  • Tighten up your "technical SEO," ensuring that search engines can index your site.

  • Each page and post should have clear titles and meta descriptions.

  • Optimize your content for targeted keywords.

  • Ensure you have a quality user experience and load speed (see #3).

  • Optimize your page titles, URLs, descriptions and snippets.

Google has more than 200 factors it considers in SEO. That said, it's helpful to focus on doing the essentials well. Over time, they'll help you earn that traffic.

11. Security mindfulness

It's deeper on the list, but it's imperative. Two musts:

  • Add HTTPS to your URL. Short for "Hypertext Transfer Protocol Secure," it makes your site secure. This protects any personal info people provide.

  • Get an SSL Certificate. A "Secure Sockets Layer" encrypts users' info as it's transferred from your website to your database.

Of course, you'll also want a secure web host and payment/credit card system (if using one). Plus, on any page where you're gathering an email, be sure to note that you're keeping people's data and privacy secure.

12. Bonus: educational content

Again, clean, "skimmable" content is essential on all your pages. But to take it to the next level, consider content marketing. In other words: Blog about topics you're an expert in.

This elevates your expertise, authoritativeness and trustworthiness (i.e., "EAT") in Google's eyes. But you'll want to make sure these stories are substantial and sustainable. Consider:

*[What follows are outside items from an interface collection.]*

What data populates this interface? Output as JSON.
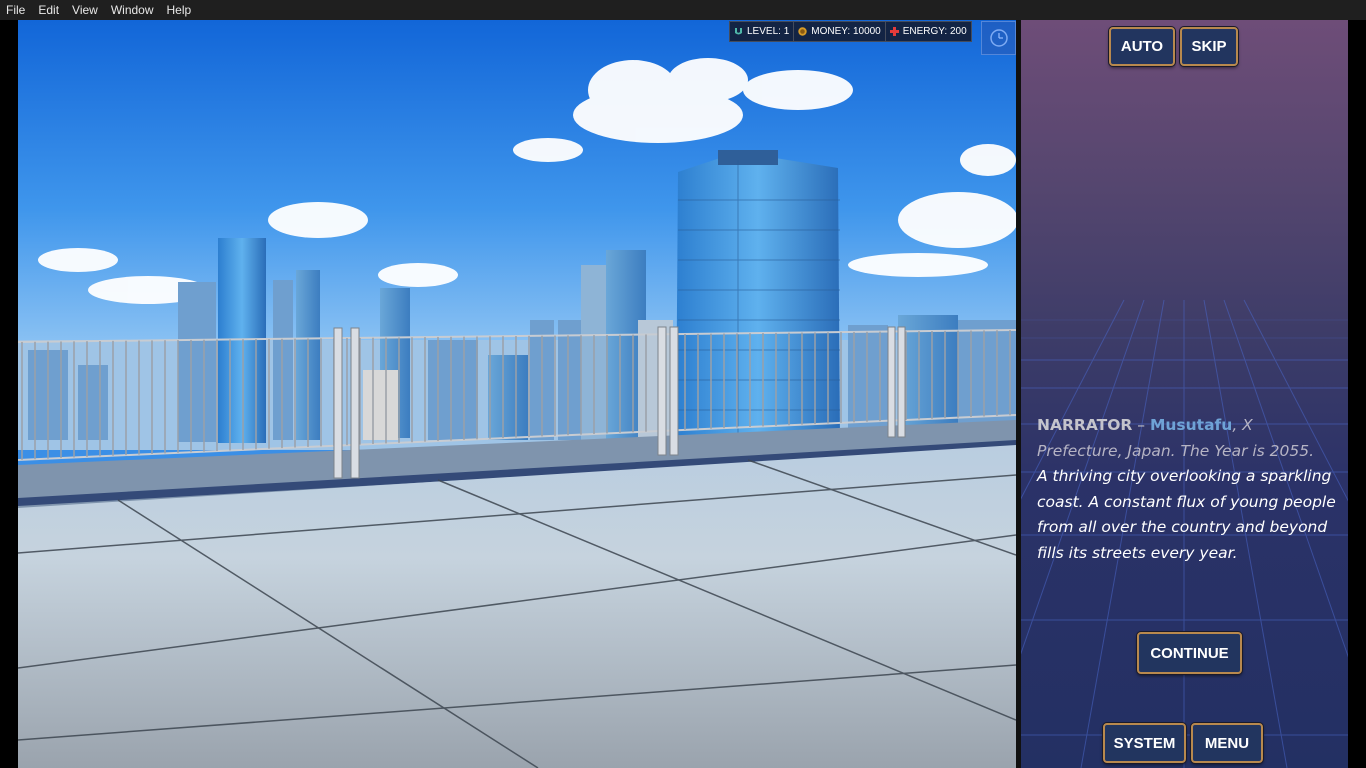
{
  "menubar": {
    "items": [
      "File",
      "Edit",
      "View",
      "Window",
      "Help"
    ]
  },
  "hud": {
    "level": "LEVEL: 1",
    "money": "MONEY: 10000",
    "energy": "ENERGY: 200"
  },
  "buttons": {
    "auto": "AUTO",
    "skip": "SKIP",
    "continue": "CONTINUE",
    "system": "SYSTEM",
    "menu": "MENU"
  },
  "dialogue": {
    "speaker": "NARRATOR",
    "separator": "–",
    "place": "Musutafu",
    "place_rest": ", X Prefecture, Japan. The Year is 2055.",
    "body": "A thriving city overlooking a sparkling coast. A constant flux of young people from all over the country and beyond fills its streets every year."
  },
  "colors": {
    "button_bg": "#22355f",
    "button_border": "#b8894e",
    "place_highlight": "#6fa3d6",
    "panel_top": "#6e4d78",
    "panel_bottom": "#233063"
  }
}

  • Length is important. A 900-word article tends to be better than 300, for example. But always focus on answering people's questions first. If you can do that in fewer words, that's fine. Don't just fill space to meet a quota.

  • Quality is paramount. Provide great information that helps people.

  • Consistency matters. Make sure your stories are substantial and sustainable. Google wants to see a regular cadence (aim for at least once a week).

This tactic helps your credibility, but it needs infrastructure. If you commit, commit fully.

What are my next steps to creating a good website?

A good website needs a mix of solid technical considerations, security, design and content. From a manageable platform to fast load times, this blog tackles some of the top things you'll want to consider for your business' site.

Are you looking for additional guidance? Talk to us here at Zoe Marketing & Communications. We've been in digital marketing for 16+ years and would love to help you level up your site.

Still doing your research? Keep at it! And, in particular, we recommend focusing on improving your landing pages — they're essential for attracting and converting prospects.

Kim Kovelle

As Zoe Marketing & Communications’ content manager, Kim Kovelle brings nearly 20 years of writing and editing experience in metro Detroit. She has strong roots in community journalism and a knack for making complicated topics make more sense.